● **Exercise aim**
Write down the whole listing below again without changing a word.

*** Opening of Task material ***

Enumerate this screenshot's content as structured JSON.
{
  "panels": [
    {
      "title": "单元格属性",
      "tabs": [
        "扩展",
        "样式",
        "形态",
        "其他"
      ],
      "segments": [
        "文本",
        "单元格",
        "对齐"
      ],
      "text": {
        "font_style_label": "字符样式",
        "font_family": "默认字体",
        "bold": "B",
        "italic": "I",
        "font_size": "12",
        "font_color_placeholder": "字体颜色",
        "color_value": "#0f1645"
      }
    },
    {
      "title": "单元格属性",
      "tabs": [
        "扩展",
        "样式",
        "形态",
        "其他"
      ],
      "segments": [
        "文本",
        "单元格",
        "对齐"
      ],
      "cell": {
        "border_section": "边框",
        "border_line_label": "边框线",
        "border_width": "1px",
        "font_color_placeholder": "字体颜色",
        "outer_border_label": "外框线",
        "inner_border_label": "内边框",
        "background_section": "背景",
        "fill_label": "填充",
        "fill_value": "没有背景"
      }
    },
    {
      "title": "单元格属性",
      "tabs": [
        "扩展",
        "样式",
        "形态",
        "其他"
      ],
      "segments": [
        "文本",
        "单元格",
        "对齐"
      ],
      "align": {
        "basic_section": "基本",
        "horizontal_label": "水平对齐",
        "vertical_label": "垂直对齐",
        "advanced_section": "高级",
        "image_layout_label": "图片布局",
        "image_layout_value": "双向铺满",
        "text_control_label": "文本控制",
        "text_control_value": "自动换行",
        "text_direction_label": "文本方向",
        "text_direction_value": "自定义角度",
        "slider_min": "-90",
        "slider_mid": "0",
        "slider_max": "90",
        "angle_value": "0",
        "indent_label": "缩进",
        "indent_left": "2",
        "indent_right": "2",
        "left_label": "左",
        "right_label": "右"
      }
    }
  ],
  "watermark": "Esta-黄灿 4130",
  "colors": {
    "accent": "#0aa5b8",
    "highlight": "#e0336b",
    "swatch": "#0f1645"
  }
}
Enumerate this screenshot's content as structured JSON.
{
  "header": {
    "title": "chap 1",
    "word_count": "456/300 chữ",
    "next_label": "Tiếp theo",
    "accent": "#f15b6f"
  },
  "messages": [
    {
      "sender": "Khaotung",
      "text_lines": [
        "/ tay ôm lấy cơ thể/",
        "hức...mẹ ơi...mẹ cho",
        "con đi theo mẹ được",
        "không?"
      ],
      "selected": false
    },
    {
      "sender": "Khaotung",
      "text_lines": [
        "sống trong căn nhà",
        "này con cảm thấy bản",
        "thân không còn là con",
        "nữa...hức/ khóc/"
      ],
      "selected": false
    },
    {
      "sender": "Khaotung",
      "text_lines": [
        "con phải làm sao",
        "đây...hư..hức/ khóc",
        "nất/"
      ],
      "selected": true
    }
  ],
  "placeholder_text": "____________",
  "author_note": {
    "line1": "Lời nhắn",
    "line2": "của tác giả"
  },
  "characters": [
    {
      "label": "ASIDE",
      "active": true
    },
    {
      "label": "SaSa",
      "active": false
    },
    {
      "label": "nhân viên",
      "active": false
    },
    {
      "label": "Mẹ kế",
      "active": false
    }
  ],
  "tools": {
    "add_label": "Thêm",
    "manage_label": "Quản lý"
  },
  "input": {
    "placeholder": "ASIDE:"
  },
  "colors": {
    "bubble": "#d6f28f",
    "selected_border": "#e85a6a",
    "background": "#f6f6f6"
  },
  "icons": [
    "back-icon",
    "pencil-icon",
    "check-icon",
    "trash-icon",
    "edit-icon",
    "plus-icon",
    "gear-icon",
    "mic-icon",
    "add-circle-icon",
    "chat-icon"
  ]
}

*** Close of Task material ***

● **Output of the task**
Enumerate this screenshot's content as structured JSON.
{
  "panels": [
    {
      "title": "单元格属性",
      "tabs": [
        "扩展",
        "样式",
        "形态",
        "其他"
      ],
      "segments": [
        "文本",
        "单元格",
        "对齐"
      ],
      "text": {
        "font_style_label": "字符样式",
        "font_family": "默认字体",
        "bold": "B",
        "italic": "I",
        "font_size": "12",
        "font_color_placeholder": "字体颜色",
        "color_value": "#0f1645"
      }
    },
    {
      "title": "单元格属性",
      "tabs": [
        "扩展",
        "样式",
        "形态",
        "其他"
      ],
      "segments": [
        "文本",
        "单元格",
        "对齐"
      ],
      "cell": {
        "border_section": "边框",
        "border_line_label": "边框线",
        "border_width": "1px",
        "font_color_placeholder": "字体颜色",
        "outer_border_label": "外框线",
        "inner_border_label": "内边框",
        "background_section": "背景",
        "fill_label": "填充",
        "fill_value": "没有背景"
      }
    },
    {
      "title": "单元格属性",
      "tabs": [
        "扩展",
        "样式",
        "形态",
        "其他"
      ],
      "segments": [
        "文本",
        "单元格",
        "对齐"
      ],
      "align": {
        "basic_section": "基本",
        "horizontal_label": "水平对齐",
        "vertical_label": "垂直对齐",
        "advanced_section": "高级",
        "image_layout_label": "图片布局",
        "image_layout_value": "双向铺满",
        "text_control_label": "文本控制",
        "text_control_value": "自动换行",
        "text_direction_label": "文本方向",
        "text_direction_value": "自定义角度",
        "slider_min": "-90",
        "slider_mid": "0",
        "slider_max": "90",
        "angle_value": "0",
        "indent_label": "缩进",
        "indent_left": "2",
        "indent_right": "2",
        "left_label": "左",
        "right_label": "右"
      }
    }
  ],
  "watermark": "Esta-黄灿 4130",
  "colors": {
    "accent": "#0aa5b8",
    "highlight": "#e0336b",
    "swatch": "#0f1645"
  }
}
Enumerate this screenshot's content as structured JSON.
{
  "header": {
    "title": "chap 1",
    "word_count": "456/300 chữ",
    "next_label": "Tiếp theo",
    "accent": "#f15b6f"
  },
  "messages": [
    {
      "sender": "Khaotung",
      "text_lines": [
        "/ tay ôm lấy cơ thể/",
        "hức...mẹ ơi...mẹ cho",
        "con đi theo mẹ được",
        "không?"
      ],
      "selected": false
    },
    {
      "sender": "Khaotung",
      "text_lines": [
        "sống trong căn nhà",
        "này con cảm thấy bản",
        "thân không còn là con",
        "nữa...hức/ khóc/"
      ],
      "selected": false
    },
    {
      "sender": "Khaotung",
      "text_lines": [
        "con phải làm sao",
        "đây...hư..hức/ khóc",
        "nất/"
      ],
      "selected": true
    }
  ],
  "placeholder_text": "____________",
  "author_note": {
    "line1": "Lời nhắn",
    "line2": "của tác giả"
  },
  "characters": [
    {
      "label": "ASIDE",
      "active": true
    },
    {
      "label": "SaSa",
      "active": false
    },
    {
      "label": "nhân viên",
      "active": false
    },
    {
      "label": "Mẹ kế",
      "active": false
    }
  ],
  "tools": {
    "add_label": "Thêm",
    "manage_label": "Quản lý"
  },
  "input": {
    "placeholder": "ASIDE:"
  },
  "colors": {
    "bubble": "#d6f28f",
    "selected_border": "#e85a6a",
    "background": "#f6f6f6"
  },
  "icons": [
    "back-icon",
    "pencil-icon",
    "check-icon",
    "trash-icon",
    "edit-icon",
    "plus-icon",
    "gear-icon",
    "mic-icon",
    "add-circle-icon",
    "chat-icon"
  ]
}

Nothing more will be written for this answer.